**Exercise aim**
Copy out all of the entries exactly as they appear.

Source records

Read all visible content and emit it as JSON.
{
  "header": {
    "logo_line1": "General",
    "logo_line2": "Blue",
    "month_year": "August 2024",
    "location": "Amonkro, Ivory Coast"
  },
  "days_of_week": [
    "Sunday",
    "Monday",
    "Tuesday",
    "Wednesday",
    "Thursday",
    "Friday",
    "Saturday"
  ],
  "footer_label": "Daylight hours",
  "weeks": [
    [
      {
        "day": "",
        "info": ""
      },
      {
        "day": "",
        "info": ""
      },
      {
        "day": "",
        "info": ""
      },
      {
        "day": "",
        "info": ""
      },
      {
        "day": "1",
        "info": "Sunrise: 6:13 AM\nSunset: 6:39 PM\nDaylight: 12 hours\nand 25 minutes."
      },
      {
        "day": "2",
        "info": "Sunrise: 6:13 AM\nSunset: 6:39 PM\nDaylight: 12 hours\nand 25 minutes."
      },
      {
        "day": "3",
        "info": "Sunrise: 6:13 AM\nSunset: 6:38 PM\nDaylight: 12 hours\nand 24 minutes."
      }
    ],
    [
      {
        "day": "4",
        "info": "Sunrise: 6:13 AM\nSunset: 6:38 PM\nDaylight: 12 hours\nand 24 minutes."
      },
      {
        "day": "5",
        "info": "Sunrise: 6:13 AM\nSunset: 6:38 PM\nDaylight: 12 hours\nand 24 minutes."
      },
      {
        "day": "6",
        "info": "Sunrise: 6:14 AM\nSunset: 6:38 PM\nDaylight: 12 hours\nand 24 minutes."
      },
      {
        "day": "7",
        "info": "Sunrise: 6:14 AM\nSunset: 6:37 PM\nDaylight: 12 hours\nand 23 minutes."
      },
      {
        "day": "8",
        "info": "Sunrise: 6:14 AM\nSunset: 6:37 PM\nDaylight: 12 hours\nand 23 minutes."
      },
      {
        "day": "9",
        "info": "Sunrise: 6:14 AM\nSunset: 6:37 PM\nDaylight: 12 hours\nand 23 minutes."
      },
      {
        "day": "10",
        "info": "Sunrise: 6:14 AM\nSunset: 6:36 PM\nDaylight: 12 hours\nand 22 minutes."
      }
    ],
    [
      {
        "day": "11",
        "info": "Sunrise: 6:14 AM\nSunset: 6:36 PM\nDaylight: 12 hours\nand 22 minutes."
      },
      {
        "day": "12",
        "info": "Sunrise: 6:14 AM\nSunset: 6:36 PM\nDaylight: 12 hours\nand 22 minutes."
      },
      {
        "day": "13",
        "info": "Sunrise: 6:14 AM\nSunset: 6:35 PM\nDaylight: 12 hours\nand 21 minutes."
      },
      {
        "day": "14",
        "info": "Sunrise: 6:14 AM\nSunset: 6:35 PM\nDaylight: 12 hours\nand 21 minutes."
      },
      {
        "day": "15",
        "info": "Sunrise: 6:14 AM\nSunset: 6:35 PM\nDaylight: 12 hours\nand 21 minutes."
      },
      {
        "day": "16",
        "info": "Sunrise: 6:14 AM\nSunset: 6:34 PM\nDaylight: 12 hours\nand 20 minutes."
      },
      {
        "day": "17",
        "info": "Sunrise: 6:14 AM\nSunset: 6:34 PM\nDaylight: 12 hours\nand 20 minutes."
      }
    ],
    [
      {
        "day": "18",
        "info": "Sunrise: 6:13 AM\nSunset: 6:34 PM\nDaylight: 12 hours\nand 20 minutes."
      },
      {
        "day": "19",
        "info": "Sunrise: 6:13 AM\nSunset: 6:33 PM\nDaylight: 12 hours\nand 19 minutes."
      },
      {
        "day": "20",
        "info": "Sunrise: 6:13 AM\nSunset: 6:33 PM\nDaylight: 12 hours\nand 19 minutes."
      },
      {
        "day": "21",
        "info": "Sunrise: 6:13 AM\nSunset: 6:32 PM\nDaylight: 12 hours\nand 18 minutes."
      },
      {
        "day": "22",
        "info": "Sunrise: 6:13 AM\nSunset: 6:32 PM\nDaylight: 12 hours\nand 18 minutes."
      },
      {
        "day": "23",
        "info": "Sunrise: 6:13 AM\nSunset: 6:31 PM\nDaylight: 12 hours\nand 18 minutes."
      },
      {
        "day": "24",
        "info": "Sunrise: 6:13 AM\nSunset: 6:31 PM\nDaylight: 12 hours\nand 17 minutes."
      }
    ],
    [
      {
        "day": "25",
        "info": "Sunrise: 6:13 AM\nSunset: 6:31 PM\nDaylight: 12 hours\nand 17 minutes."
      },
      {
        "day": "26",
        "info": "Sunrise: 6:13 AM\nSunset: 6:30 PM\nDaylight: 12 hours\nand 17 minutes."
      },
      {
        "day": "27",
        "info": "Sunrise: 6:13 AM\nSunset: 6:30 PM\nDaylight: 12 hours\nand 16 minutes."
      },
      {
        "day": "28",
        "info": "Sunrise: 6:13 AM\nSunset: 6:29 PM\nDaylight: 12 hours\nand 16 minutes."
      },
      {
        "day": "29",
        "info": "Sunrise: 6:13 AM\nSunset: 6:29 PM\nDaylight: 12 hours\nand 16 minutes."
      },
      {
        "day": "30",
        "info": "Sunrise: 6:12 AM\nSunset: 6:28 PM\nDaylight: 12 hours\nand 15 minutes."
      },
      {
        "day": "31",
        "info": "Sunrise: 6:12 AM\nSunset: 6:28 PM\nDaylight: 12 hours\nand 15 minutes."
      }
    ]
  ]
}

**Solution for this task**
Read all visible content and emit it as JSON.
{
  "header": {
    "logo_line1": "General",
    "logo_line2": "Blue",
    "month_year": "August 2024",
    "location": "Amonkro, Ivory Coast"
  },
  "days_of_week": [
    "Sunday",
    "Monday",
    "Tuesday",
    "Wednesday",
    "Thursday",
    "Friday",
    "Saturday"
  ],
  "footer_label": "Daylight hours",
  "weeks": [
    [
      {
        "day": "",
        "info": ""
      },
      {
        "day": "",
        "info": ""
      },
      {
        "day": "",
        "info": ""
      },
      {
        "day": "",
        "info": ""
      },
      {
        "day": "1",
        "info": "Sunrise: 6:13 AM\nSunset: 6:39 PM\nDaylight: 12 hours\nand 25 minutes."
      },
      {
        "day": "2",
        "info": "Sunrise: 6:13 AM\nSunset: 6:39 PM\nDaylight: 12 hours\nand 25 minutes."
      },
      {
        "day": "3",
        "info": "Sunrise: 6:13 AM\nSunset: 6:38 PM\nDaylight: 12 hours\nand 24 minutes."
      }
    ],
    [
      {
        "day": "4",
        "info": "Sunrise: 6:13 AM\nSunset: 6:38 PM\nDaylight: 12 hours\nand 24 minutes."
      },
      {
        "day": "5",
        "info": "Sunrise: 6:13 AM\nSunset: 6:38 PM\nDaylight: 12 hours\nand 24 minutes."
      },
      {
        "day": "6",
        "info": "Sunrise: 6:14 AM\nSunset: 6:38 PM\nDaylight: 12 hours\nand 24 minutes."
      },
      {
        "day": "7",
        "info": "Sunrise: 6:14 AM\nSunset: 6:37 PM\nDaylight: 12 hours\nand 23 minutes."
      },
      {
        "day": "8",
        "info": "Sunrise: 6:14 AM\nSunset: 6:37 PM\nDaylight: 12 hours\nand 23 minutes."
      },
      {
        "day": "9",
        "info": "Sunrise: 6:14 AM\nSunset: 6:37 PM\nDaylight: 12 hours\nand 23 minutes."
      },
      {
        "day": "10",
        "info": "Sunrise: 6:14 AM\nSunset: 6:36 PM\nDaylight: 12 hours\nand 22 minutes."
      }
    ],
    [
      {
        "day": "11",
        "info": "Sunrise: 6:14 AM\nSunset: 6:36 PM\nDaylight: 12 hours\nand 22 minutes."
      },
      {
        "day": "12",
        "info": "Sunrise: 6:14 AM\nSunset: 6:36 PM\nDaylight: 12 hours\nand 22 minutes."
      },
      {
        "day": "13",
        "info": "Sunrise: 6:14 AM\nSunset: 6:35 PM\nDaylight: 12 hours\nand 21 minutes."
      },
      {
        "day": "14",
        "info": "Sunrise: 6:14 AM\nSunset: 6:35 PM\nDaylight: 12 hours\nand 21 minutes."
      },
      {
        "day": "15",
        "info": "Sunrise: 6:14 AM\nSunset: 6:35 PM\nDaylight: 12 hours\nand 21 minutes."
      },
      {
        "day": "16",
        "info": "Sunrise: 6:14 AM\nSunset: 6:34 PM\nDaylight: 12 hours\nand 20 minutes."
      },
      {
        "day": "17",
        "info": "Sunrise: 6:14 AM\nSunset: 6:34 PM\nDaylight: 12 hours\nand 20 minutes."
      }
    ],
    [
      {
        "day": "18",
        "info": "Sunrise: 6:13 AM\nSunset: 6:34 PM\nDaylight: 12 hours\nand 20 minutes."
      },
      {
        "day": "19",
        "info": "Sunrise: 6:13 AM\nSunset: 6:33 PM\nDaylight: 12 hours\nand 19 minutes."
      },
      {
        "day": "20",
        "info": "Sunrise: 6:13 AM\nSunset: 6:33 PM\nDaylight: 12 hours\nand 19 minutes."
      },
      {
        "day": "21",
        "info": "Sunrise: 6:13 AM\nSunset: 6:32 PM\nDaylight: 12 hours\nand 18 minutes."
      },
      {
        "day": "22",
        "info": "Sunrise: 6:13 AM\nSunset: 6:32 PM\nDaylight: 12 hours\nand 18 minutes."
      },
      {
        "day": "23",
        "info": "Sunrise: 6:13 AM\nSunset: 6:31 PM\nDaylight: 12 hours\nand 18 minutes."
      },
      {
        "day": "24",
        "info": "Sunrise: 6:13 AM\nSunset: 6:31 PM\nDaylight: 12 hours\nand 17 minutes."
      }
    ],
    [
      {
        "day": "25",
        "info": "Sunrise: 6:13 AM\nSunset: 6:31 PM\nDaylight: 12 hours\nand 17 minutes."
      },
      {
        "day": "26",
        "info": "Sunrise: 6:13 AM\nSunset: 6:30 PM\nDaylight: 12 hours\nand 17 minutes."
      },
      {
        "day": "27",
        "info": "Sunrise: 6:13 AM\nSunset: 6:30 PM\nDaylight: 12 hours\nand 16 minutes."
      },
      {
        "day": "28",
        "info": "Sunrise: 6:13 AM\nSunset: 6:29 PM\nDaylight: 12 hours\nand 16 minutes."
      },
      {
        "day": "29",
        "info": "Sunrise: 6:13 AM\nSunset: 6:29 PM\nDaylight: 12 hours\nand 16 minutes."
      },
      {
        "day": "30",
        "info": "Sunrise: 6:12 AM\nSunset: 6:28 PM\nDaylight: 12 hours\nand 15 minutes."
      },
      {
        "day": "31",
        "info": "Sunrise: 6:12 AM\nSunset: 6:28 PM\nDaylight: 12 hours\nand 15 minutes."
      }
    ]
  ]
}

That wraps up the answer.